- _Exercise prompt_
Could you restate the entries below word for word and leave out the pictures?

App and web page records:
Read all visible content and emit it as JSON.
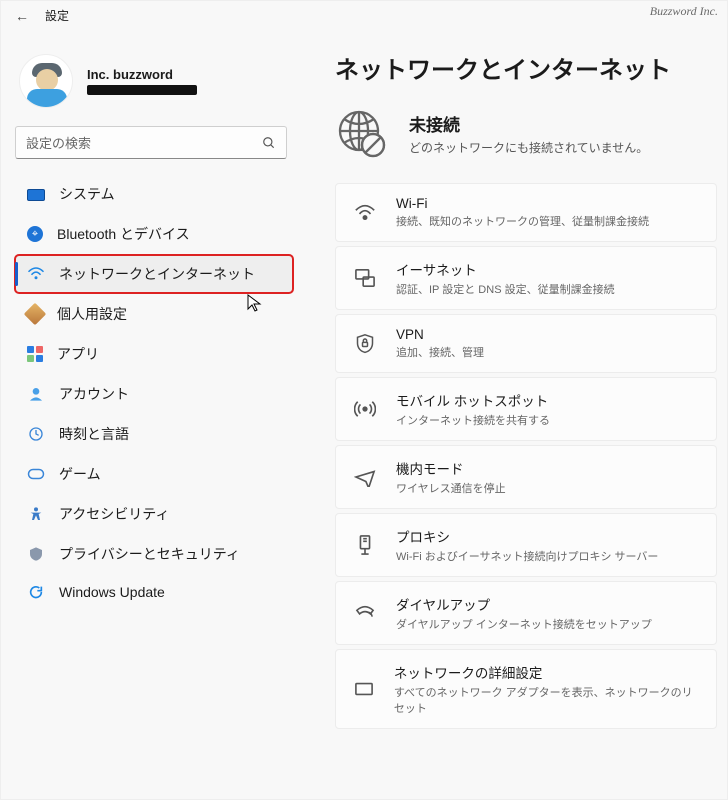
{
  "brand": "Buzzword Inc.",
  "app_title": "設定",
  "user": {
    "name": "Inc. buzzword"
  },
  "search": {
    "placeholder": "設定の検索"
  },
  "sidebar": {
    "items": [
      {
        "label": "システム",
        "icon": "system"
      },
      {
        "label": "Bluetooth とデバイス",
        "icon": "bluetooth"
      },
      {
        "label": "ネットワークとインターネット",
        "icon": "wifi",
        "selected": true,
        "highlight": true
      },
      {
        "label": "個人用設定",
        "icon": "personalization"
      },
      {
        "label": "アプリ",
        "icon": "apps"
      },
      {
        "label": "アカウント",
        "icon": "account"
      },
      {
        "label": "時刻と言語",
        "icon": "time-language"
      },
      {
        "label": "ゲーム",
        "icon": "gaming"
      },
      {
        "label": "アクセシビリティ",
        "icon": "accessibility"
      },
      {
        "label": "プライバシーとセキュリティ",
        "icon": "privacy"
      },
      {
        "label": "Windows Update",
        "icon": "windows-update"
      }
    ]
  },
  "page": {
    "heading": "ネットワークとインターネット",
    "status_title": "未接続",
    "status_sub": "どのネットワークにも接続されていません。",
    "cards": [
      {
        "title": "Wi-Fi",
        "sub": "接続、既知のネットワークの管理、従量制課金接続",
        "icon": "wifi"
      },
      {
        "title": "イーサネット",
        "sub": "認証、IP 設定と DNS 設定、従量制課金接続",
        "icon": "ethernet"
      },
      {
        "title": "VPN",
        "sub": "追加、接続、管理",
        "icon": "vpn"
      },
      {
        "title": "モバイル ホットスポット",
        "sub": "インターネット接続を共有する",
        "icon": "hotspot"
      },
      {
        "title": "機内モード",
        "sub": "ワイヤレス通信を停止",
        "icon": "airplane"
      },
      {
        "title": "プロキシ",
        "sub": "Wi-Fi およびイーサネット接続向けプロキシ サーバー",
        "icon": "proxy"
      },
      {
        "title": "ダイヤルアップ",
        "sub": "ダイヤルアップ インターネット接続をセットアップ",
        "icon": "dialup"
      },
      {
        "title": "ネットワークの詳細設定",
        "sub": "すべてのネットワーク アダプターを表示、ネットワークのリセット",
        "icon": "advanced"
      }
    ]
  }
}
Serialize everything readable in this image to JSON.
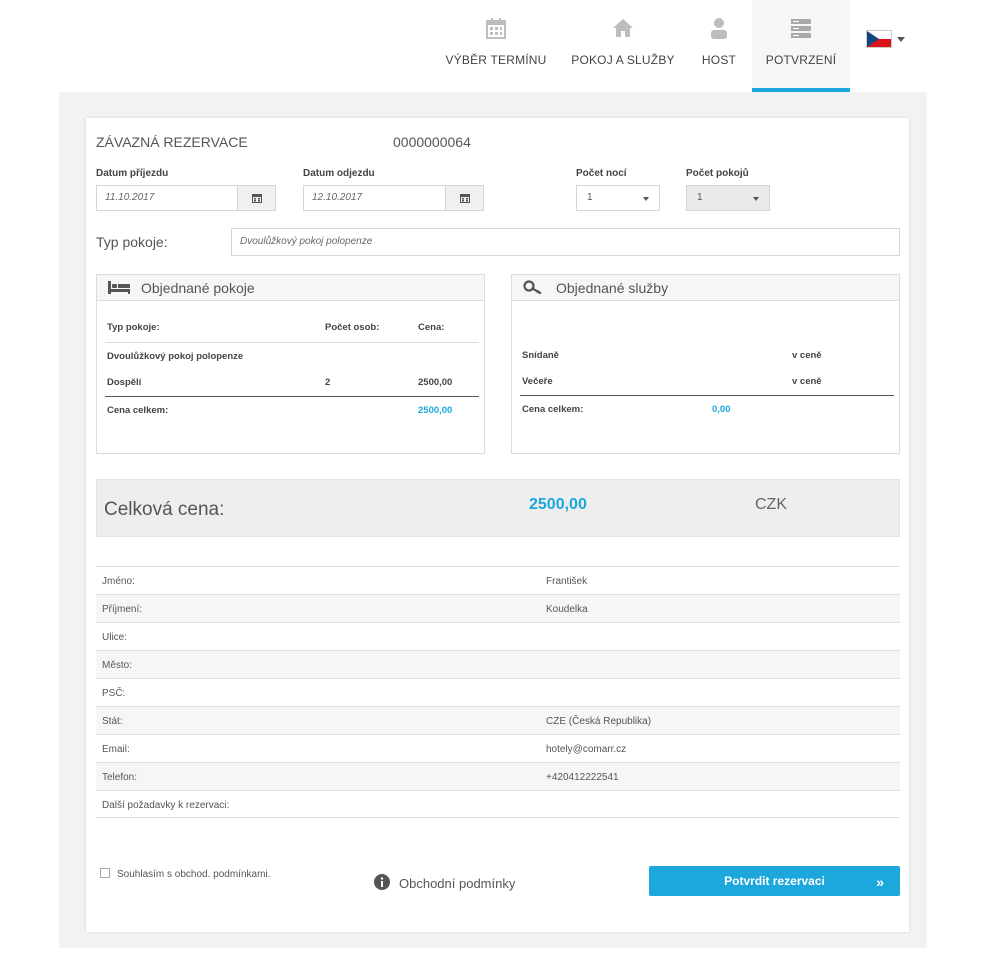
{
  "nav": {
    "items": [
      {
        "label": "VÝBĚR TERMÍNU",
        "icon": "calendar-icon"
      },
      {
        "label": "POKOJ A SLUŽBY",
        "icon": "home-icon"
      },
      {
        "label": "HOST",
        "icon": "user-icon"
      },
      {
        "label": "POTVRZENÍ",
        "icon": "server-icon",
        "active": true
      }
    ],
    "language_flag": "cz-flag-icon"
  },
  "header": {
    "title": "ZÁVAZNÁ REZERVACE",
    "reservation_number": "0000000064"
  },
  "form": {
    "arrival_label": "Datum příjezdu",
    "arrival_value": "11.10.2017",
    "departure_label": "Datum odjezdu",
    "departure_value": "12.10.2017",
    "nights_label": "Počet nocí",
    "nights_value": "1",
    "rooms_label": "Počet pokojů",
    "rooms_value": "1",
    "room_type_label": "Typ pokoje:",
    "room_type_value": "Dvoulůžkový pokoj polopenze"
  },
  "rooms_panel": {
    "title": "Objednané pokoje",
    "col_type": "Typ pokoje:",
    "col_persons": "Počet osob:",
    "col_price": "Cena:",
    "room_name": "Dvoulůžkový pokoj polopenze",
    "row_label": "Dospělí",
    "row_persons": "2",
    "row_price": "2500,00",
    "total_label": "Cena celkem:",
    "total_value": "2500,00"
  },
  "services_panel": {
    "title": "Objednané služby",
    "items": [
      {
        "name": "Snídaně",
        "price": "v ceně"
      },
      {
        "name": "Večeře",
        "price": "v ceně"
      }
    ],
    "total_label": "Cena celkem:",
    "total_value": "0,00"
  },
  "total": {
    "label": "Celková cena:",
    "value": "2500,00",
    "currency": "CZK"
  },
  "guest": {
    "rows": [
      {
        "label": "Jméno:",
        "value": "František"
      },
      {
        "label": "Příjmení:",
        "value": "Koudelka"
      },
      {
        "label": "Ulice:",
        "value": ""
      },
      {
        "label": "Město:",
        "value": ""
      },
      {
        "label": "PSČ:",
        "value": ""
      },
      {
        "label": "Stát:",
        "value": "CZE (Česká Republika)"
      },
      {
        "label": "Email:",
        "value": "hotely@comarr.cz"
      },
      {
        "label": "Telefon:",
        "value": "+420412222541"
      },
      {
        "label": "Další požadavky k rezervaci:",
        "value": ""
      }
    ]
  },
  "footer": {
    "agree_label": "Souhlasím s obchod. podmínkami.",
    "terms_label": "Obchodní podmínky",
    "confirm_label": "Potvrdit rezervaci",
    "confirm_arrow": "»"
  },
  "colors": {
    "accent": "#1ca8dd"
  }
}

- _Reply to the exercise_
Read all visible content and emit it as JSON.
{
  "brand": "Buzzword Inc.",
  "app_title": "設定",
  "user": {
    "name": "Inc. buzzword"
  },
  "search": {
    "placeholder": "設定の検索"
  },
  "sidebar": {
    "items": [
      {
        "label": "システム",
        "icon": "system"
      },
      {
        "label": "Bluetooth とデバイス",
        "icon": "bluetooth"
      },
      {
        "label": "ネットワークとインターネット",
        "icon": "wifi",
        "selected": true,
        "highlight": true
      },
      {
        "label": "個人用設定",
        "icon": "personalization"
      },
      {
        "label": "アプリ",
        "icon": "apps"
      },
      {
        "label": "アカウント",
        "icon": "account"
      },
      {
        "label": "時刻と言語",
        "icon": "time-language"
      },
      {
        "label": "ゲーム",
        "icon": "gaming"
      },
      {
        "label": "アクセシビリティ",
        "icon": "accessibility"
      },
      {
        "label": "プライバシーとセキュリティ",
        "icon": "privacy"
      },
      {
        "label": "Windows Update",
        "icon": "windows-update"
      }
    ]
  },
  "page": {
    "heading": "ネットワークとインターネット",
    "status_title": "未接続",
    "status_sub": "どのネットワークにも接続されていません。",
    "cards": [
      {
        "title": "Wi-Fi",
        "sub": "接続、既知のネットワークの管理、従量制課金接続",
        "icon": "wifi"
      },
      {
        "title": "イーサネット",
        "sub": "認証、IP 設定と DNS 設定、従量制課金接続",
        "icon": "ethernet"
      },
      {
        "title": "VPN",
        "sub": "追加、接続、管理",
        "icon": "vpn"
      },
      {
        "title": "モバイル ホットスポット",
        "sub": "インターネット接続を共有する",
        "icon": "hotspot"
      },
      {
        "title": "機内モード",
        "sub": "ワイヤレス通信を停止",
        "icon": "airplane"
      },
      {
        "title": "プロキシ",
        "sub": "Wi-Fi およびイーサネット接続向けプロキシ サーバー",
        "icon": "proxy"
      },
      {
        "title": "ダイヤルアップ",
        "sub": "ダイヤルアップ インターネット接続をセットアップ",
        "icon": "dialup"
      },
      {
        "title": "ネットワークの詳細設定",
        "sub": "すべてのネットワーク アダプターを表示、ネットワークのリセット",
        "icon": "advanced"
      }
    ]
  }
}
Serialize everything readable in this image to JSON.
{
  "nav": {
    "items": [
      {
        "label": "VÝBĚR TERMÍNU",
        "icon": "calendar-icon"
      },
      {
        "label": "POKOJ A SLUŽBY",
        "icon": "home-icon"
      },
      {
        "label": "HOST",
        "icon": "user-icon"
      },
      {
        "label": "POTVRZENÍ",
        "icon": "server-icon",
        "active": true
      }
    ],
    "language_flag": "cz-flag-icon"
  },
  "header": {
    "title": "ZÁVAZNÁ REZERVACE",
    "reservation_number": "0000000064"
  },
  "form": {
    "arrival_label": "Datum příjezdu",
    "arrival_value": "11.10.2017",
    "departure_label": "Datum odjezdu",
    "departure_value": "12.10.2017",
    "nights_label": "Počet nocí",
    "nights_value": "1",
    "rooms_label": "Počet pokojů",
    "rooms_value": "1",
    "room_type_label": "Typ pokoje:",
    "room_type_value": "Dvoulůžkový pokoj polopenze"
  },
  "rooms_panel": {
    "title": "Objednané pokoje",
    "col_type": "Typ pokoje:",
    "col_persons": "Počet osob:",
    "col_price": "Cena:",
    "room_name": "Dvoulůžkový pokoj polopenze",
    "row_label": "Dospělí",
    "row_persons": "2",
    "row_price": "2500,00",
    "total_label": "Cena celkem:",
    "total_value": "2500,00"
  },
  "services_panel": {
    "title": "Objednané služby",
    "items": [
      {
        "name": "Snídaně",
        "price": "v ceně"
      },
      {
        "name": "Večeře",
        "price": "v ceně"
      }
    ],
    "total_label": "Cena celkem:",
    "total_value": "0,00"
  },
  "total": {
    "label": "Celková cena:",
    "value": "2500,00",
    "currency": "CZK"
  },
  "guest": {
    "rows": [
      {
        "label": "Jméno:",
        "value": "František"
      },
      {
        "label": "Příjmení:",
        "value": "Koudelka"
      },
      {
        "label": "Ulice:",
        "value": ""
      },
      {
        "label": "Město:",
        "value": ""
      },
      {
        "label": "PSČ:",
        "value": ""
      },
      {
        "label": "Stát:",
        "value": "CZE (Česká Republika)"
      },
      {
        "label": "Email:",
        "value": "hotely@comarr.cz"
      },
      {
        "label": "Telefon:",
        "value": "+420412222541"
      },
      {
        "label": "Další požadavky k rezervaci:",
        "value": ""
      }
    ]
  },
  "footer": {
    "agree_label": "Souhlasím s obchod. podmínkami.",
    "terms_label": "Obchodní podmínky",
    "confirm_label": "Potvrdit rezervaci",
    "confirm_arrow": "»"
  },
  "colors": {
    "accent": "#1ca8dd"
  }
}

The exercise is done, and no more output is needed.